See why sleep may be one of the most important and most ignored ingredients for living long and well.

Be inspired by the personal stories of Biggest Loser contestants Abby Rike and Shay Sorrells, and Today co-anchor and breast cancer survivor Hoda Kotb.

More than 200 health care providers, businesses, and non-profit organizations will be on site at the Expo, providing free assessments, advice and information, and tests, screenings and services.

Click here below to go to NBC 4 Health & Fitness Site to see Stage Schedules & more!!

Demonstration Stage Schedule

Healthy Cooking Stage Schedule

Expo co-sponsors:

Asbury Methodist Village, Children’s National Medical Center, and Washington Hospital Center.

Lincoln and King’s Unfinished Work

ALBC National Town Hall Series – Los Angeles


Sunday, January 17, 2010


Doors Open & Reception  at  2 pm

Program starts at  3 pm


The Dorothy Chandler Pavilion – Grand Hall

The Music Center

135 North Grand Avenue

Los Angeles, CA 90012


Town Hall – Los Angeles Panelists:

  • Congressman Jesse Jackson, Jr., ALBC Commissioner
  • Harry V. Jaffa, historian, author and distinguished fellow at The Claremont Institute (Professor Emeritus at Claremont McKenna College)
  • Tom Schwartz, Illinois State Historian
  • Suzan-Lori Parks, playwright
  • Gary Ross, writer/director
  • Richard Dreyfuss, actor
  • Ronald C. White, historian and author of A. Lincoln: A Biography
  • Andy Anderson, chief historian-Wells Fargo & Co.,
  • Rev. Eric P. Lee, SCLC-LA President/CEO
  • Stedman Graham, entrepreneur/motivational speaker will moderate.

Free and open to the public.  RSVP to

Follow us on Twitter @lincoln200yrs for all the latest news!


Many people consider Abraham Lincoln to be the greatest president, because he successfully led the country through the Civil War.   As the author of the Emancipation Proclamation and a strong supporter of the 13th Amendment, which prohibited slavery, he is the central figure in the nation’s greatest social reform.

But does Lincoln deserve such titles as “the Great Emancipator” or “Father Abraham” common among African-Americans in the years after the Civil War?  We have uncovered much about African-American history since the Civil Rights movement of the 1960s. We have also uncovered much about American history since the 1960s.

Too often there is a contradiction between the words and the actions of many of our greatest leaders.  We have had to reassess the foundations of America’s commitment to freedom and its commitment to racial equality.  Lincoln too is subject to this re-evaluation, more so because he is the American role model for the world on human rights and freedom.

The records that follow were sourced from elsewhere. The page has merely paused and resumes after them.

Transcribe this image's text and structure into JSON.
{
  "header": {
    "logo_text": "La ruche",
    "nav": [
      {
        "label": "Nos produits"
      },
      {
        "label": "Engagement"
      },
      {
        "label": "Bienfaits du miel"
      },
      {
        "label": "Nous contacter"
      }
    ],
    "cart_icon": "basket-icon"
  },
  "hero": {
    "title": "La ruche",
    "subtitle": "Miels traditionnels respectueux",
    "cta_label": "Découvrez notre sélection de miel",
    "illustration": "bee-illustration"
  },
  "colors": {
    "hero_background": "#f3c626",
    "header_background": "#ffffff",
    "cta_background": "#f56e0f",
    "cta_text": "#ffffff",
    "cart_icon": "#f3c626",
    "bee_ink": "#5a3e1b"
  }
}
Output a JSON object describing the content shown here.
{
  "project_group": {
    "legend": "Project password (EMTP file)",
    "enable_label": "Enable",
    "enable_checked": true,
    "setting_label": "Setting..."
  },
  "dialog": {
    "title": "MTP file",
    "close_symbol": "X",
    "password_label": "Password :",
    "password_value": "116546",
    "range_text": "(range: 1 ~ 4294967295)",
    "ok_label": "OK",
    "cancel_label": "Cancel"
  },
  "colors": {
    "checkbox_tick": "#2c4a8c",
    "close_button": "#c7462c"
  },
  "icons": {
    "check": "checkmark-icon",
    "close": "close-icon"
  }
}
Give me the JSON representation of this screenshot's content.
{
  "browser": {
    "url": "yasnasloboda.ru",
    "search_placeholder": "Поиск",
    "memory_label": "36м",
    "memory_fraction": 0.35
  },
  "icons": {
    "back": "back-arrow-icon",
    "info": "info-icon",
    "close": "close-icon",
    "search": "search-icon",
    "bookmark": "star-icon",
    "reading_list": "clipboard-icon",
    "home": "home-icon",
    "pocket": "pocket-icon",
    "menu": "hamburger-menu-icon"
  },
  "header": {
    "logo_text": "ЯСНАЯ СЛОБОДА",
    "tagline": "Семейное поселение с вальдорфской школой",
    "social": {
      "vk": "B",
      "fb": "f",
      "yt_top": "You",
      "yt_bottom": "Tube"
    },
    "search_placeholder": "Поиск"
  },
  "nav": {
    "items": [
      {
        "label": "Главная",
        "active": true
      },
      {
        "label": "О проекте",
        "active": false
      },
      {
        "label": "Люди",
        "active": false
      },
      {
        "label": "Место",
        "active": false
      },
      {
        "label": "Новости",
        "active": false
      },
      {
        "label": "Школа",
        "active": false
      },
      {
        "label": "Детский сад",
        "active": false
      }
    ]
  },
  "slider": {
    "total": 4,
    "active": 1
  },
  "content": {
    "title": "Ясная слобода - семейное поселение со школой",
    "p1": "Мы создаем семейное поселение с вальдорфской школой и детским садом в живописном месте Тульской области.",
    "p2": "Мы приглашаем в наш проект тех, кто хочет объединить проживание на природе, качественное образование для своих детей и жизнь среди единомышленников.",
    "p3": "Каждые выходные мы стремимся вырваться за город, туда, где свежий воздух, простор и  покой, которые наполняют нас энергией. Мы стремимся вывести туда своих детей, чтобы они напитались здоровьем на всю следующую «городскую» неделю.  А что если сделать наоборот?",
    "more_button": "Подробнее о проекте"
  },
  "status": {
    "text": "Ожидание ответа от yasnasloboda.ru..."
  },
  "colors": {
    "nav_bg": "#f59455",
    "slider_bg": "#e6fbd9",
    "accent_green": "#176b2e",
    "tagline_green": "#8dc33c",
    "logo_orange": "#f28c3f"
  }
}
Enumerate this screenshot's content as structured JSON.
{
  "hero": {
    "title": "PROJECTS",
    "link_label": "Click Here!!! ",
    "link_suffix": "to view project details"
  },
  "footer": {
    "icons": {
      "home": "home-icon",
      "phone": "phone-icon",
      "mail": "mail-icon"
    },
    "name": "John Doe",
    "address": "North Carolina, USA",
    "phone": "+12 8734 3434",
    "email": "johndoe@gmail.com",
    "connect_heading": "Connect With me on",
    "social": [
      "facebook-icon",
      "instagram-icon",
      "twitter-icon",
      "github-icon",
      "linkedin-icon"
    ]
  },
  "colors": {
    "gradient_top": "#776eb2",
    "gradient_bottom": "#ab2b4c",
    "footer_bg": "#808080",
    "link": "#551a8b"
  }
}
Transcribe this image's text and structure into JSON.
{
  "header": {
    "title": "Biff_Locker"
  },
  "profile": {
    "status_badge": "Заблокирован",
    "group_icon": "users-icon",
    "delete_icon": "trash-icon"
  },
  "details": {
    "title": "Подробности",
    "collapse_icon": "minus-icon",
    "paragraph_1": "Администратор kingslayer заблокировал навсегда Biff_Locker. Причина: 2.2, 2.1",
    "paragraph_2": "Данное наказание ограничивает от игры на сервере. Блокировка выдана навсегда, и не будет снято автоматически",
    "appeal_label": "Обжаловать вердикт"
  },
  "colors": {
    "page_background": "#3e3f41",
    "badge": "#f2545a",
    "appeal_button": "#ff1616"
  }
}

Throughout 2008 and 2009, the Abraham Lincoln Bicentennial Commission will host eleven Town Hall meetings around the country to look at these issues and to explore what progress has been made on the “unfinished work” Lincoln spoke of at Gettysburg.   Indeed, the 200th anniversary of the birth of our nation’s most revered president is not only a celebration but also a call to action.

Inspired by Lincoln’s final efforts to build a multi-racial and an equal opportunity society, the National Town Halls Series will provide greater historical knowledge and educate mutual understanding about Americans’ differing attitudes and perspectives on race and ethnicity.



ALBC Commissioner Louise Taper

Japanese American National Museum

John Stauffer, Harvard University historian and author

Latino Museum of History, Art & Culture

Los Angeles County Office of Education

Los Angeles City Historical Society

The Norman Lear Center at the USC Annenberg School for Communication & Journalism

Operation HOPE

SCLC of Greater Los Angeles

UCLA Asian American Studies Center


The ALBC Town Hall Series is made possible with support from the Fetzer Institute.